Show all lines containing "bold" from the data below.

[DATA TO EXAMINE]

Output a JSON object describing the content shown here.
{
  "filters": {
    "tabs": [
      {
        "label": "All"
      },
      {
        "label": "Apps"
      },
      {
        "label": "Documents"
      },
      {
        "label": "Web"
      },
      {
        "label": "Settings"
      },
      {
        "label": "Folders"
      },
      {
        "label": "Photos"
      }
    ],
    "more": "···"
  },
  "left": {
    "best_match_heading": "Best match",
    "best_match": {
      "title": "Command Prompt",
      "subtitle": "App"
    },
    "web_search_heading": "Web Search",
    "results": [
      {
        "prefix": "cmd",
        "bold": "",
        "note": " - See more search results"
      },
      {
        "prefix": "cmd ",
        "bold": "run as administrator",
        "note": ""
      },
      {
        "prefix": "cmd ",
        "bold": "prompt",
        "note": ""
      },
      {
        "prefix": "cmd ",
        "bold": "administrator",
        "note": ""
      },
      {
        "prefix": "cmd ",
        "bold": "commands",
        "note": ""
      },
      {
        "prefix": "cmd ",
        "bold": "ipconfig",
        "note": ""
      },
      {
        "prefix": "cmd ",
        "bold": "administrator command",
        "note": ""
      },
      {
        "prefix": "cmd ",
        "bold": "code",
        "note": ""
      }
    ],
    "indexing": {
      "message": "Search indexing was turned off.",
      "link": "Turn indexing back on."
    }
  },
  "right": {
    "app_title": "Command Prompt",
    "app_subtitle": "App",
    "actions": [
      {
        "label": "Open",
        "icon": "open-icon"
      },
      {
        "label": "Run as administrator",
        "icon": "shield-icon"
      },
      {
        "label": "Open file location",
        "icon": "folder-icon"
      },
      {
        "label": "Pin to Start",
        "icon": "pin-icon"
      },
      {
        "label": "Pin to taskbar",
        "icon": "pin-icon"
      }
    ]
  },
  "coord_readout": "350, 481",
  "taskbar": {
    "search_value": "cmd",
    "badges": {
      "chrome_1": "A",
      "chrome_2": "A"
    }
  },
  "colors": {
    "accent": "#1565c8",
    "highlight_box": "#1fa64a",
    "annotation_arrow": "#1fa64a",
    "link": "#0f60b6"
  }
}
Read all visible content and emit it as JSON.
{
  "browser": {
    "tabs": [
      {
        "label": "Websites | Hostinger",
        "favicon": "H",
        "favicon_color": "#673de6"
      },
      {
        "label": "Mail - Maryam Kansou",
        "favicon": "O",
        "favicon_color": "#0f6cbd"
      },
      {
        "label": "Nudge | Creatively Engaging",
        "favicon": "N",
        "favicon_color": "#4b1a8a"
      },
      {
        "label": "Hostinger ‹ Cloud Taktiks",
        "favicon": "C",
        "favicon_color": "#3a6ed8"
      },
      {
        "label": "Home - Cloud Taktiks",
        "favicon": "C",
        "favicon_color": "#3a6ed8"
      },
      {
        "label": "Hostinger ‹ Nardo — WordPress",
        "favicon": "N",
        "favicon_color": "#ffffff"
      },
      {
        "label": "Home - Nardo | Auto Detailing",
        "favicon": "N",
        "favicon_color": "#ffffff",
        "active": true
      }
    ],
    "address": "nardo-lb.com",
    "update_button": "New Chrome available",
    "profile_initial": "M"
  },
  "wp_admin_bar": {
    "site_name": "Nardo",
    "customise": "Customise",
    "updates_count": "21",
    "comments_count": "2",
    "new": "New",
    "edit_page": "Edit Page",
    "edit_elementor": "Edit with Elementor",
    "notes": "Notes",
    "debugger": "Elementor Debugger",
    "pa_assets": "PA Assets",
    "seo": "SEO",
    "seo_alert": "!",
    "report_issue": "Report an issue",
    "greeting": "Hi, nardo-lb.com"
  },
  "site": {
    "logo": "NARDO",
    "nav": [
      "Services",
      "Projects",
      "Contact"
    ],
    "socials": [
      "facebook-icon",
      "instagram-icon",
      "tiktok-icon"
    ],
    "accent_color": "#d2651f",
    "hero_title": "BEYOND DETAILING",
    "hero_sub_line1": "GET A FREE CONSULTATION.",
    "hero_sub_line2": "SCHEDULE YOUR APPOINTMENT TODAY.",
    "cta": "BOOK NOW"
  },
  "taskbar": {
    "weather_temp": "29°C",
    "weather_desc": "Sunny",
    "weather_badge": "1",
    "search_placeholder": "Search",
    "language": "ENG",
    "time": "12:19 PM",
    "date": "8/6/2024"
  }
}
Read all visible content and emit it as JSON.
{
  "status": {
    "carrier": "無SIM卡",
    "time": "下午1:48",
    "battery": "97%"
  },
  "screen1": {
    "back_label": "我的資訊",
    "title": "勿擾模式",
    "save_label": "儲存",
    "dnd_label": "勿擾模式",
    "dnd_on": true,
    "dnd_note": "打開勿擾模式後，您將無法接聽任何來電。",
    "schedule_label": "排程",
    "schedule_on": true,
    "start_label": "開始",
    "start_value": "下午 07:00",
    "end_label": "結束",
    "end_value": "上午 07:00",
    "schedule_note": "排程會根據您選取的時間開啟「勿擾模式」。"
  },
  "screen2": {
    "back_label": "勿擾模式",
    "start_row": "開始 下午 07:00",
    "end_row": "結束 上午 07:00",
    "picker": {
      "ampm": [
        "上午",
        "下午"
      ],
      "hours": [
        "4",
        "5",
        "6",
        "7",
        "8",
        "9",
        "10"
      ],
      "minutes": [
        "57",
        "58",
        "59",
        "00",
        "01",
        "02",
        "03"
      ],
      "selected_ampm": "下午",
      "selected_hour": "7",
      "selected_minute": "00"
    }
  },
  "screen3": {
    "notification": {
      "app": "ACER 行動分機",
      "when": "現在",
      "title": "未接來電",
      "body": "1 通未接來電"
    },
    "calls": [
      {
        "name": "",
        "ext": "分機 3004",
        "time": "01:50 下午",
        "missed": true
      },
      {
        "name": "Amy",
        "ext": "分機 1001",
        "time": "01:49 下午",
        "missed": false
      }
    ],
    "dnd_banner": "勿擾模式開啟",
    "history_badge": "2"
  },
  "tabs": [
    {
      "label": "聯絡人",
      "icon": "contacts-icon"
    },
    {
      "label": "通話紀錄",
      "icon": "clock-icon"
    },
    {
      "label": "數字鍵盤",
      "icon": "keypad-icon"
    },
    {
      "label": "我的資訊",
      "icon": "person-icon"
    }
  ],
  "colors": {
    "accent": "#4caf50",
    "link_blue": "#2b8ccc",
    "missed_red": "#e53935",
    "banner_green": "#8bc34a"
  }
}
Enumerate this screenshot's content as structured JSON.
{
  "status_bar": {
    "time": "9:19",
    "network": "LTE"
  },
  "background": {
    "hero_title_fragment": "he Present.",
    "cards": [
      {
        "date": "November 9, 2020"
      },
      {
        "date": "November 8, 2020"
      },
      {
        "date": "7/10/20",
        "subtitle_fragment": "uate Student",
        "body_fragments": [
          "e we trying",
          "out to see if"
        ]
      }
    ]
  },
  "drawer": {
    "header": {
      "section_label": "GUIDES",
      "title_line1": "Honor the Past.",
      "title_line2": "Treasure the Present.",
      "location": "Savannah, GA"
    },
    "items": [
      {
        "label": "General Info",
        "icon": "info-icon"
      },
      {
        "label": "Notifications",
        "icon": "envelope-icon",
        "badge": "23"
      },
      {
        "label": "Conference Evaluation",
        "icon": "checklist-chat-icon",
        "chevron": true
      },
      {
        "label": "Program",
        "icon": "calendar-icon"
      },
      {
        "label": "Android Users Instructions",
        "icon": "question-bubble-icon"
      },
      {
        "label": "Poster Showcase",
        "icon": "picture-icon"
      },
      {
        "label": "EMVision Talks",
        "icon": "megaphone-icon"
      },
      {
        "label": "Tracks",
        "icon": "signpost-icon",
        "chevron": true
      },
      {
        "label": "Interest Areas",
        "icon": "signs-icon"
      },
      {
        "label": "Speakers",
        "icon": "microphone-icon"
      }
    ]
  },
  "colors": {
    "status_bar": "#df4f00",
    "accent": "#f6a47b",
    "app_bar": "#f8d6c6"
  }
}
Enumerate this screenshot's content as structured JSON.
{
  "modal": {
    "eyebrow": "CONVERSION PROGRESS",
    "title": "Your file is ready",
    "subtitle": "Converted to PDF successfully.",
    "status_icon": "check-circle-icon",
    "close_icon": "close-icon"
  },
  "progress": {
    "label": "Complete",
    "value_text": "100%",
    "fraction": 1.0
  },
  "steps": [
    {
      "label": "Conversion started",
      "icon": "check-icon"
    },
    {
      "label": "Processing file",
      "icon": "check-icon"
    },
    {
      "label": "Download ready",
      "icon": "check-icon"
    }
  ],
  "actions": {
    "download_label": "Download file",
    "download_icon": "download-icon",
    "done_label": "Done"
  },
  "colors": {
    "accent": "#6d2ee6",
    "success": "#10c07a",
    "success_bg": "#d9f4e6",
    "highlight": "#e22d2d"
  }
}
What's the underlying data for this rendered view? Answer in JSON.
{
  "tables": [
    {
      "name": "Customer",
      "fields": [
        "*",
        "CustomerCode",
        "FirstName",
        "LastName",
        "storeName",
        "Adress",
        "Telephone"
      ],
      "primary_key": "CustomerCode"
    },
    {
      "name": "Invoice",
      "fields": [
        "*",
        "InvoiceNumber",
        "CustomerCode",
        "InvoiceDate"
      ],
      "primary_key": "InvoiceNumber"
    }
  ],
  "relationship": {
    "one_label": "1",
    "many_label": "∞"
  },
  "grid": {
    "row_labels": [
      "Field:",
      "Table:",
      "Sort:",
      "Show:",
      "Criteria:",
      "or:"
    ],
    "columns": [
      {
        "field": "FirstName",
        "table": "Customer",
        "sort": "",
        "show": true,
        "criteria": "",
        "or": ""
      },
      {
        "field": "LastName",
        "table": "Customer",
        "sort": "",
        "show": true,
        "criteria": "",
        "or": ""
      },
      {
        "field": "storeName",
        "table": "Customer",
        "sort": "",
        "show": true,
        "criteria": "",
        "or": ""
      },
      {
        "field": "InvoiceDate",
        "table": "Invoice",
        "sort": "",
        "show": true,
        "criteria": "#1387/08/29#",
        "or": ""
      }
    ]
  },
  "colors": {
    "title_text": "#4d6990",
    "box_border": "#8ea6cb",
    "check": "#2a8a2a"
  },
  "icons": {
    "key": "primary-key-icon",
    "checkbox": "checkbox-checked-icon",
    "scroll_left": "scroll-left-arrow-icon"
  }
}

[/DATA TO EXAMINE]

• **WRITTEN REPLY**
        "bold": "",
        "bold": "run as administrator",
        "bold": "prompt",
        "bold": "administrator",
        "bold": "commands",
        "bold": "ipconfig",
        "bold": "administrator command",
        "bold": "code",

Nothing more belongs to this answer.